Can you believe it? I actually got myself out of bed this morning at 5:00 am for some sunrise photography at Stockdale Park on Tuttle Creek Lake. Actually the alarm started going off at 5:00, I think I actually got out of bed around 5:30, but that is still pretty good for me! I was meeting some photographers from one of my photography classes and I was hoping for good conditions and mother nature didn’t disappoint.
I do a lot of photography at Stockdale Park, normally at the end of the cove farthest from the lake where several dead trees are just inside the water line when the water levels are low. That was the location that I had in mind this morning, but the sunrise was too far to the north to shine down the length of the cove.

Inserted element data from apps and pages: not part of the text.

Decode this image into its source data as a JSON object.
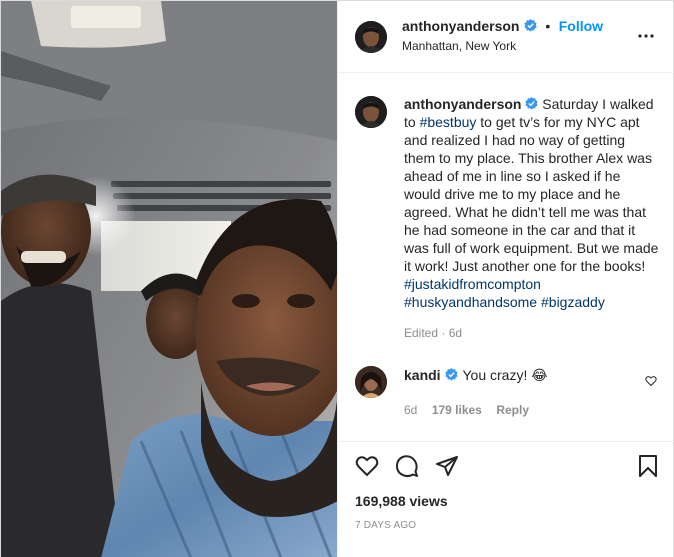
{
  "header": {
    "username": "anthonyanderson",
    "separator": "•",
    "follow_label": "Follow",
    "location": "Manhattan, New York",
    "more_icon": "more-horizontal-icon"
  },
  "caption": {
    "username": "anthonyanderson",
    "text_1": "Saturday I walked to ",
    "tag_1": "#bestbuy",
    "text_2": " to get tv’s for my NYC apt and realized I had no way of getting them to my place. This brother Alex was ahead of me in line so I asked if he would drive me to my place and he agreed. What he didn’t tell me was that he had someone in the car and that it was full of work equipment. But we made it work! Just another one for the books! ",
    "tag_2": "#justakidfromcompton",
    "tag_3": "#huskyandhandsome",
    "tag_4": "#bigzaddy",
    "edited": "Edited · 6d"
  },
  "comment": {
    "username": "kandi",
    "text": "You crazy! 😂",
    "age": "6d",
    "likes": "179 likes",
    "reply": "Reply"
  },
  "footer": {
    "views": "169,988 views",
    "date": "7 DAYS AGO"
  },
  "colors": {
    "link": "#00376b",
    "follow": "#0095f6",
    "verified": "#3897f0",
    "muted": "#8e8e8e"
  }
}
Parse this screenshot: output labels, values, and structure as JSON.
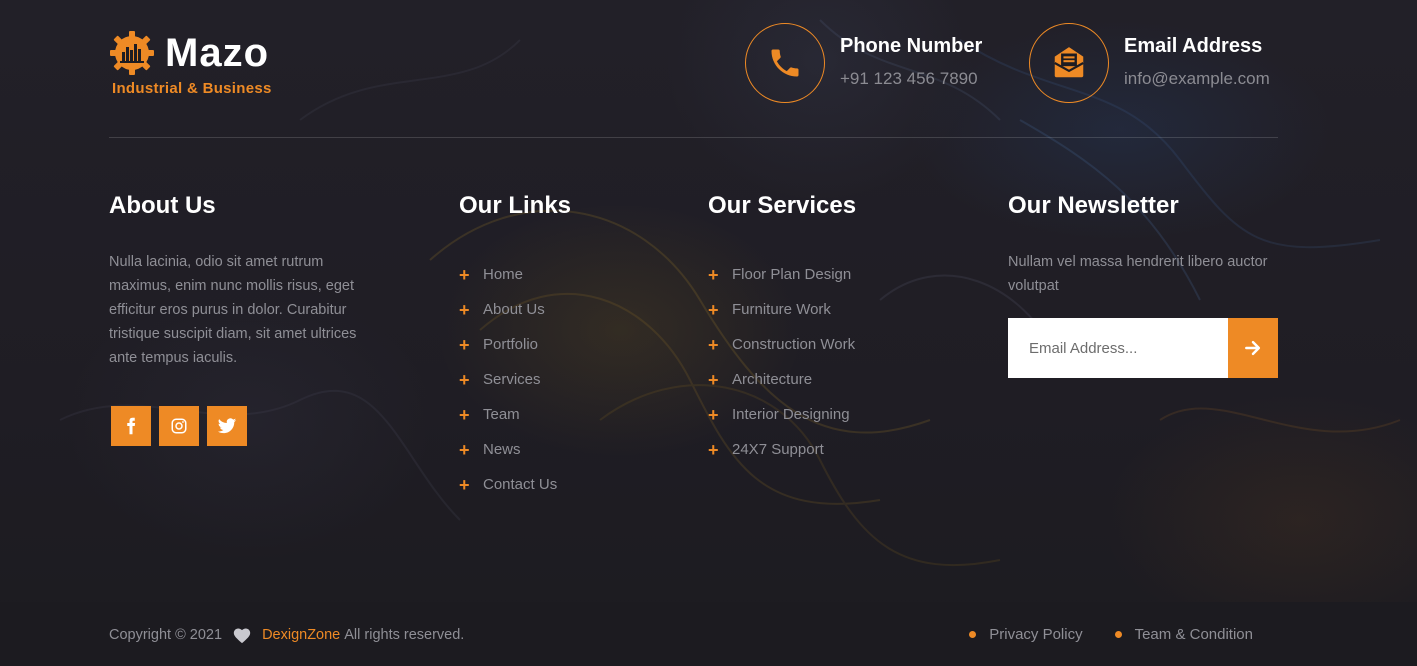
{
  "brand": {
    "name": "Mazo",
    "tagline": "Industrial & Business"
  },
  "contacts": {
    "phone": {
      "title": "Phone Number",
      "value": "+91 123 456 7890",
      "icon": "phone-icon"
    },
    "email": {
      "title": "Email Address",
      "value": "info@example.com",
      "icon": "envelope-icon"
    }
  },
  "about": {
    "title": "About Us",
    "text": "Nulla lacinia, odio sit amet rutrum maximus, enim nunc mollis risus, eget efficitur eros purus in dolor. Curabitur tristique suscipit diam, sit amet ultrices ante tempus iaculis.",
    "social": [
      "facebook-icon",
      "instagram-icon",
      "twitter-icon"
    ]
  },
  "links": {
    "title": "Our Links",
    "items": [
      "Home",
      "About Us",
      "Portfolio",
      "Services",
      "Team",
      "News",
      "Contact Us"
    ]
  },
  "services": {
    "title": "Our Services",
    "items": [
      "Floor Plan Design",
      "Furniture Work",
      "Construction Work",
      "Architecture",
      "Interior Designing",
      "24X7 Support"
    ]
  },
  "newsletter": {
    "title": "Our Newsletter",
    "text": "Nullam vel massa hendrerit libero auctor volutpat",
    "placeholder": "Email Address...",
    "submit_icon": "arrow-right-icon"
  },
  "footer": {
    "copyright": "Copyright © 2021",
    "company": "DexignZone",
    "rights": "All rights reserved.",
    "legal": [
      "Privacy Policy",
      "Team & Condition"
    ]
  },
  "colors": {
    "accent": "#ee8a25",
    "background": "#1d1c22",
    "muted_text": "#8f8f96"
  }
}
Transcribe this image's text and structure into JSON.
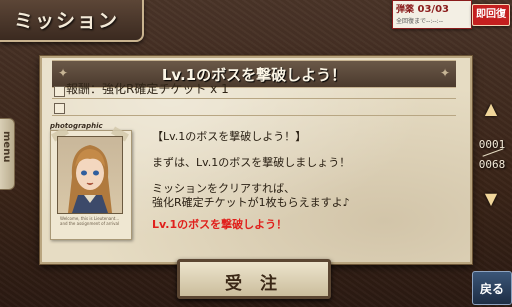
{
  "header": {
    "title": "ミッション"
  },
  "ammo": {
    "label": "弾薬",
    "value": "03/03",
    "recovery_text": "全回復まで--:--:--",
    "recover_button": "即回復"
  },
  "side_menu": {
    "label": "menu"
  },
  "mission": {
    "title": "Lv.1のボスを撃破しよう！",
    "reward": "報酬：強化R確定チケット x 1",
    "portrait_label": "photographic portrait",
    "portrait_caption": "Welcome, this is Lieutenant... and the assignment of arrival",
    "message_lines": [
      "【Lv.1のボスを撃破しよう！】",
      "まずは、Lv.1のボスを撃破しましょう！",
      "ミッションをクリアすれば、",
      "強化R確定チケットが1枚もらえますよ♪"
    ],
    "objective": "Lv.1のボスを撃破しよう！"
  },
  "pager": {
    "current": "0001",
    "total": "0068",
    "up_icon": "arrow-up-icon",
    "down_icon": "arrow-down-icon"
  },
  "buttons": {
    "accept": "受 注",
    "back": "戻る"
  },
  "colors": {
    "accent_red": "#e0201c",
    "paper": "#e6dcc3",
    "frame_dark": "#3d2a20"
  }
}
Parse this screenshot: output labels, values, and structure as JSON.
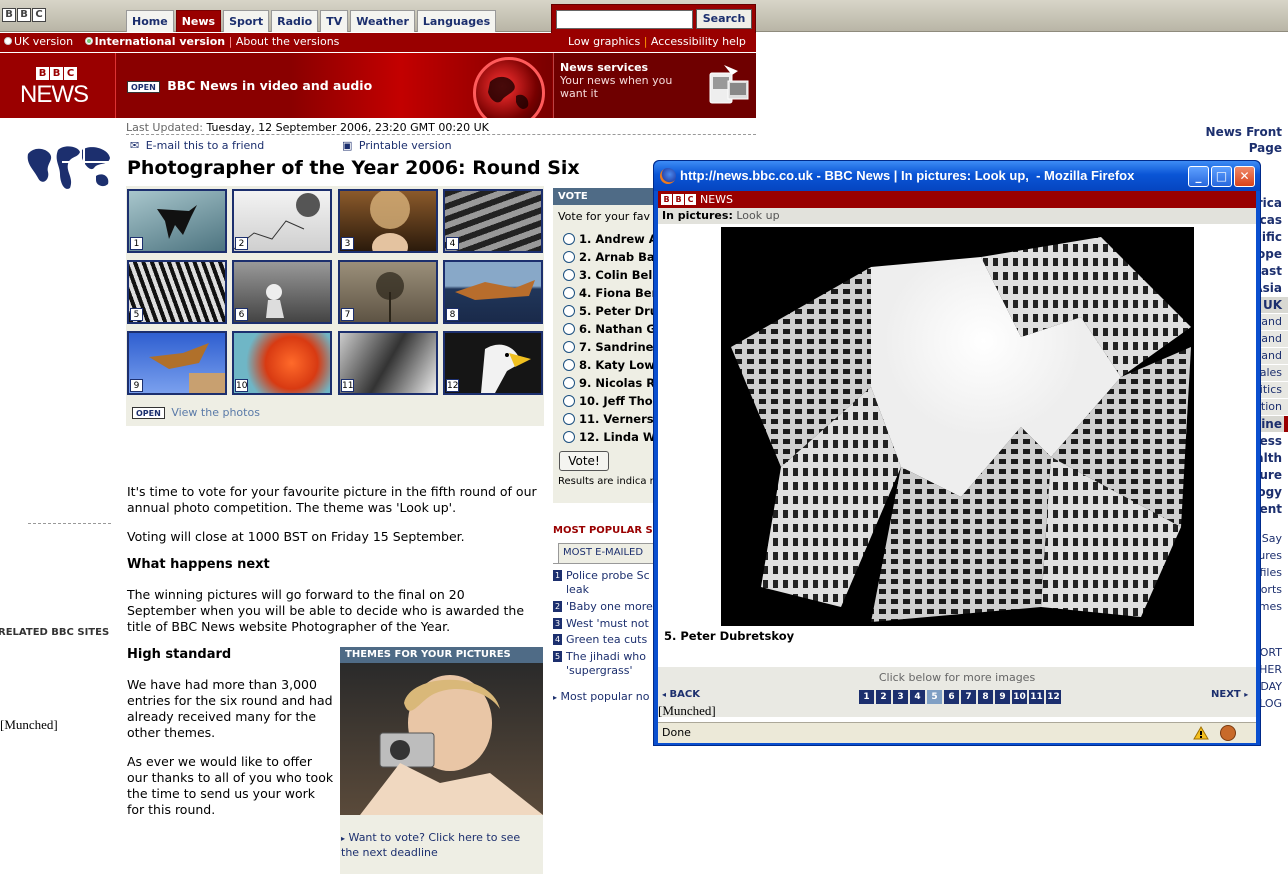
{
  "topbar": {
    "tabs": [
      "Home",
      "News",
      "Sport",
      "Radio",
      "TV",
      "Weather",
      "Languages"
    ],
    "search_button": "Search",
    "search_placeholder": ""
  },
  "versions": {
    "uk": "UK version",
    "international": "International version",
    "about": "About the versions",
    "low_graphics": "Low graphics",
    "accessibility": "Accessibility help"
  },
  "banner": {
    "logo_bbc": "BBC",
    "logo_news": "NEWS",
    "open_badge": "OPEN",
    "video_text": "BBC News in video and audio",
    "services_title": "News services",
    "services_text": "Your news when you want it"
  },
  "leftnav": {
    "items": [
      "News Front Page",
      "Africa",
      "Americas",
      "Asia-Pacific",
      "Europe",
      "Middle East",
      "South Asia",
      "UK",
      "England",
      "Northern Ireland",
      "Scotland",
      "Wales",
      "UK Politics",
      "Education",
      "Magazine",
      "Business",
      "Health",
      "Science/Nature",
      "Technology",
      "Entertainment"
    ],
    "extra": [
      "Have Your Say",
      "In Pictures",
      "Country Profiles",
      "Special Reports",
      "Programmes"
    ],
    "related_header": "RELATED BBC SITES",
    "related": [
      "SPORT",
      "WEATHER",
      "ON THIS DAY",
      "EDITORS' BLOG"
    ],
    "munched": "[Munched]"
  },
  "article": {
    "updated_label": "Last Updated:",
    "updated_value": "Tuesday, 12 September 2006, 23:20 GMT 00:20 UK",
    "email": "E-mail this to a friend",
    "printable": "Printable version",
    "title": "Photographer of the Year 2006: Round Six",
    "thumb_numbers": [
      "1",
      "2",
      "3",
      "4",
      "5",
      "6",
      "7",
      "8",
      "9",
      "10",
      "11",
      "12"
    ],
    "view_badge": "OPEN",
    "view_photos": "View the photos",
    "p1": "It's time to vote for your favourite picture in the fifth round of our annual photo competition. The theme was 'Look up'.",
    "p2": "Voting will close at 1000 BST on Friday 15 September.",
    "h_next": "What happens next",
    "p3": "The winning pictures will go forward to the final on 20 September when you will be able to decide who is awarded the title of BBC News website Photographer of the Year.",
    "h_standard": "High standard",
    "p4": "We have had more than 3,000 entries for the six round and had already received many for the other themes.",
    "p5": "As ever we would like to offer our thanks to all of you who took the time to send us your work for this round."
  },
  "themes": {
    "header": "THEMES FOR YOUR PICTURES",
    "link": "Want to vote? Click here to see the next deadline"
  },
  "vote": {
    "header": "VOTE",
    "intro": "Vote for your fav",
    "options": [
      "1. Andrew A",
      "2. Arnab Ba",
      "3. Colin Bell",
      "4. Fiona Ber",
      "5. Peter Dru",
      "6. Nathan G",
      "7. Sandrine",
      "8. Katy Low",
      "9. Nicolas R",
      "10. Jeff Tho",
      "11. Verners",
      "12. Linda W"
    ],
    "button": "Vote!",
    "results": "Results are indica reflect public opin"
  },
  "popular": {
    "header": "MOST POPULAR S",
    "tab": "MOST E-MAILED",
    "items": [
      {
        "n": "1",
        "t": "Police probe Sc leak"
      },
      {
        "n": "2",
        "t": "'Baby one more"
      },
      {
        "n": "3",
        "t": "West 'must not"
      },
      {
        "n": "4",
        "t": "Green tea cuts"
      },
      {
        "n": "5",
        "t": "The jihadi who 'supergrass'"
      }
    ],
    "more": "Most popular no"
  },
  "popup": {
    "title": "http://news.bbc.co.uk - BBC News | In pictures: Look up,  - Mozilla Firefox",
    "bbc": "BBC",
    "news": "NEWS",
    "sub_label": "In pictures:",
    "sub_value": "Look up",
    "caption": "5. Peter Dubretskoy",
    "click_below": "Click below for more images",
    "back": "BACK",
    "next": "NEXT",
    "pages": [
      "1",
      "2",
      "3",
      "4",
      "5",
      "6",
      "7",
      "8",
      "9",
      "10",
      "11",
      "12"
    ],
    "current_page": "5",
    "munched": "[Munched]",
    "status": "Done"
  },
  "colors": {
    "bbc_red": "#990000",
    "nav_blue": "#1c2f6e",
    "panel_beige": "#eeeee4",
    "xp_blue": "#0a55d6"
  }
}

This meant we had to shoot at the lake end of the cove. The first few photographs I made were of rocks well up on the shoreline as foreground elements with the pre-sunrise sky in the back. These rocks had interesting textures to them, but as you can see in the photograph above, they didn’t stand out well from the other rocks on the shore. To my eye, the large rock in the foreground was very noticeable mainly because I had my attention focused on it. But when photographed it is lost in the clutter of the shoreline. Cameras can’t focus their “attention” like we can, they record everything in a scene with equal importance.
In order to make the rocks more interesting foreground subjects, I needed to move closer to the edge of the lake where I could isolate rocks out in the water. By this time the sun had started to rise above the far horizon and the light was getting much better. The sky was considerably brighter than the foreground and my camera was not capable of recording this range of light with one photograph, either I had to choose the sky like I could see it with the foreground dark or the foreground like I could see it but with the sky severely over exposed. The solution? Either using a split neutral density filter or taking multiple exposures and merging them into an HDR image. The photograph above is an HDR of 4 exposures.
I continued to move around the shoreline looking for interesting groupings of rocks to photograph as foreground elements in combination with the beautiful sunrise in the background. The rocks in the photograph above made me think of stepping stones out into the lake. Again due to the extreme contrast range in this scene an HDR photograph was needed in order for me to make the photograph I wanted.
So why spend time searching along the shoreline for interesting rocks to use as foreground elements? Well mainly because I liked the rocks and I like wide angle photographs with really strong, interesting foreground objects. Photographs composed this way have a strong sense of ‘depth’, which is important if your goal is to re-create a sense of the 3D world in a 2D photograph. Compare the previous 2 photographs to the one above of just the lake with no obvious foreground subject. There isn’t anything ‘wrong’ with the photograph “Just the Lake” but it does lack a sense of depth, it is ‘flat’. Personally I don’t find it nearly as interesting as the photographs with the rocks and the lake. In situations like this with really beautiful dramatic light, I can usually be found intensely searching for an interesting foreground subject. Without something strong in the foreground, this kind of landscape photograph just isn’t as interesting as it could be.
We finished off sunrise at Stockdale by moving back inland along the cove hoping to find some interesting clouds above the dead trees I mentioned earlier, but it wasn’t to be. We were treated to a nice showing of crepuscular rays, sometimes called sunbeams, Jacob’s ladder, God rays, etc. Not a bad way to end sunrise on the lake!
Every time I have managed to get myself up early for sunrise photography at Stockdale Park I have come away with some great photographs. One of these days I just might manage to become a morning person if this keeps up!